_Task instructions_:
Please go through the records below and return every line holding the word "this".

_Items from a dataset_:
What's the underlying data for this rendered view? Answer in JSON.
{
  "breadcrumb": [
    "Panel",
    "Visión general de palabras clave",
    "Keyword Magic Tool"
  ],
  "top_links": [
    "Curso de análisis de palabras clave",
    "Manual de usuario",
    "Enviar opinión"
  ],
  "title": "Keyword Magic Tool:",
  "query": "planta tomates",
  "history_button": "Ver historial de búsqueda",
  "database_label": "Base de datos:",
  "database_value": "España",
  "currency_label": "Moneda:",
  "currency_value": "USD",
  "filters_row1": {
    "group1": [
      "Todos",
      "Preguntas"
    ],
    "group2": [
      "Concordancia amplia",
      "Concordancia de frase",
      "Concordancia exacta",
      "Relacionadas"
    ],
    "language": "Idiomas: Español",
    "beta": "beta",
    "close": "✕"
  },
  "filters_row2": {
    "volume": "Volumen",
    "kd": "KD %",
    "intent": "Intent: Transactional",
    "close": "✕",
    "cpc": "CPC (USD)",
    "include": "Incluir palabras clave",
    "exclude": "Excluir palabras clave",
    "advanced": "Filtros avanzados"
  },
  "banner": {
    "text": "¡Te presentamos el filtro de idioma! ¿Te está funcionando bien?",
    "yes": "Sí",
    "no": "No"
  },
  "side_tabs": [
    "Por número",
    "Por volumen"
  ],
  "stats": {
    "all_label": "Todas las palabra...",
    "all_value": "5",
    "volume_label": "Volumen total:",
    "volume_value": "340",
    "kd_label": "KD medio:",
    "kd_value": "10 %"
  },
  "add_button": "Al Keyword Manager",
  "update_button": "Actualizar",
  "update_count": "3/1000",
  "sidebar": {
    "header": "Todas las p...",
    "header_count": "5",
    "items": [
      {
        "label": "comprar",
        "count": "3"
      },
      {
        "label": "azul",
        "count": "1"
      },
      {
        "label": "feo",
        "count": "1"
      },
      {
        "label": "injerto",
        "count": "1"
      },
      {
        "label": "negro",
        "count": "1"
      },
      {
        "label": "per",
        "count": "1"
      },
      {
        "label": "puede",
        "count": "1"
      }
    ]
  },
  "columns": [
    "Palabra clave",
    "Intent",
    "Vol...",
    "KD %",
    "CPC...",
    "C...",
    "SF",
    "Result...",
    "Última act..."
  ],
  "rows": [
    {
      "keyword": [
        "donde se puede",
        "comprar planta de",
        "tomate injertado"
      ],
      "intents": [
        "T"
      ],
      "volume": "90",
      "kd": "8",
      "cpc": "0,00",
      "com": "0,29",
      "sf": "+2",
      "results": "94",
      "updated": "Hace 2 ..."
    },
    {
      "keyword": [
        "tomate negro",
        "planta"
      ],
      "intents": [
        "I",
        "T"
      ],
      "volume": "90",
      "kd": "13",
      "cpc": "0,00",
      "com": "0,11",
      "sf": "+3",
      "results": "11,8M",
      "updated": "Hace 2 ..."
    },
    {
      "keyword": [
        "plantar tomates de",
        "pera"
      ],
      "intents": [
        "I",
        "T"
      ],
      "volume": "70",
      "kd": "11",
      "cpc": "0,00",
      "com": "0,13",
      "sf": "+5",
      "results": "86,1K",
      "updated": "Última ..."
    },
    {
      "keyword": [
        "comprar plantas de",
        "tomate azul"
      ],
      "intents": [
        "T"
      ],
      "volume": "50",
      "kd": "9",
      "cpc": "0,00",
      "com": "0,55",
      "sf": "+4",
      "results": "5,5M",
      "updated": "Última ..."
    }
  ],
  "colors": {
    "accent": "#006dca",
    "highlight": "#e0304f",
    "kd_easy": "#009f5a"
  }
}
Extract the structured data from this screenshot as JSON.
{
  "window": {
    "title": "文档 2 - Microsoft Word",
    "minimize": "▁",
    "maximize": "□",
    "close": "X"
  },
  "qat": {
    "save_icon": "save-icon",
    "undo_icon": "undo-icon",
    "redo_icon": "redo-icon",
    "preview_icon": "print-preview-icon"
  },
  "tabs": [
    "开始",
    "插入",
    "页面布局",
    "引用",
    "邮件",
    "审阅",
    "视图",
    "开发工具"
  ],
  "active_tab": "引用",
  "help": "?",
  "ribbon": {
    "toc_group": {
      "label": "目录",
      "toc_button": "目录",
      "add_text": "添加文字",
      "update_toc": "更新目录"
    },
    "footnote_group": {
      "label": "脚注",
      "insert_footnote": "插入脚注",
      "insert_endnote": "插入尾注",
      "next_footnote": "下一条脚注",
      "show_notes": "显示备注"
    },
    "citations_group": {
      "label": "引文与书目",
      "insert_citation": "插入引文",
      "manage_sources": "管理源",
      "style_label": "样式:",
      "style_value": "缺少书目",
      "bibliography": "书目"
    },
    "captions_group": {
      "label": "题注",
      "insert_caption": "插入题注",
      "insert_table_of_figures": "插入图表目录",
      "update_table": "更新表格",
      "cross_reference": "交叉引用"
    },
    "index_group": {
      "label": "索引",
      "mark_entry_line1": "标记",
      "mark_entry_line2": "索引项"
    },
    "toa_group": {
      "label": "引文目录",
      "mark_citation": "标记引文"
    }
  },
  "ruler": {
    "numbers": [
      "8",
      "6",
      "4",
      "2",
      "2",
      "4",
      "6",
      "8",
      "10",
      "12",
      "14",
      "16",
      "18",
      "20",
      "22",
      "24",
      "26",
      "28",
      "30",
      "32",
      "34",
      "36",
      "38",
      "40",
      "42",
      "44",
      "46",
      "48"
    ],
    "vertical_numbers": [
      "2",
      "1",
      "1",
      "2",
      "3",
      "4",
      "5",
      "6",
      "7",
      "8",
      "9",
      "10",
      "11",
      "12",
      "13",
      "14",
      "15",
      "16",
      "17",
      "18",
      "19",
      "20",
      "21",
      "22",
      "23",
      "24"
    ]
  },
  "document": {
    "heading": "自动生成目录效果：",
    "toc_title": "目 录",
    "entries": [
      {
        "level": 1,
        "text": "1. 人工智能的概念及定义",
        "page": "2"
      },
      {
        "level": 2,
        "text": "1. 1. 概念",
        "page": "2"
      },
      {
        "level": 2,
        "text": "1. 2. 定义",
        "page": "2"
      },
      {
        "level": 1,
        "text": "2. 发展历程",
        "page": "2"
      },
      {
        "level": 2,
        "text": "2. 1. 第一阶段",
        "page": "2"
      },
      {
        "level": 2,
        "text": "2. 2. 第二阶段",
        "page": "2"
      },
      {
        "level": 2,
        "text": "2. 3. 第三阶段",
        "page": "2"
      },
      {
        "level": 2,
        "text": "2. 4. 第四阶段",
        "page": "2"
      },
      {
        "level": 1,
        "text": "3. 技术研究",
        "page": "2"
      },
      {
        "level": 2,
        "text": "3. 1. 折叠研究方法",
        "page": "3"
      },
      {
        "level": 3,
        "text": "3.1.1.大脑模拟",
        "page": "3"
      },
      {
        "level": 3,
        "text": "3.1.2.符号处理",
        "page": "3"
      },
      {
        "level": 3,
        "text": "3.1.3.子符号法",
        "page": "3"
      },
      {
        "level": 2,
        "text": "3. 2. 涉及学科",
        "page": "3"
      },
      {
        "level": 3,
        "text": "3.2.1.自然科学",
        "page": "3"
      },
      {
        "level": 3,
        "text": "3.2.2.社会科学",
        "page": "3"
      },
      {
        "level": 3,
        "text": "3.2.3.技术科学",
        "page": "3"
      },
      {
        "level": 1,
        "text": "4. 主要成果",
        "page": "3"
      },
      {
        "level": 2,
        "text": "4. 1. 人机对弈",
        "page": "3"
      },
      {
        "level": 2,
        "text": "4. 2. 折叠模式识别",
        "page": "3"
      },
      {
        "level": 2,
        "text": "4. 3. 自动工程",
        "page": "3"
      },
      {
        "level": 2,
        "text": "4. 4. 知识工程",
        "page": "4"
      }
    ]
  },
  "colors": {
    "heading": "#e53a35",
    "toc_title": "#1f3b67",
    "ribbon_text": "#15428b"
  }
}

_Response_:
What's the underlying data for this rendered view? Answer in JSON.
Extract the structured data from this screenshot as JSON.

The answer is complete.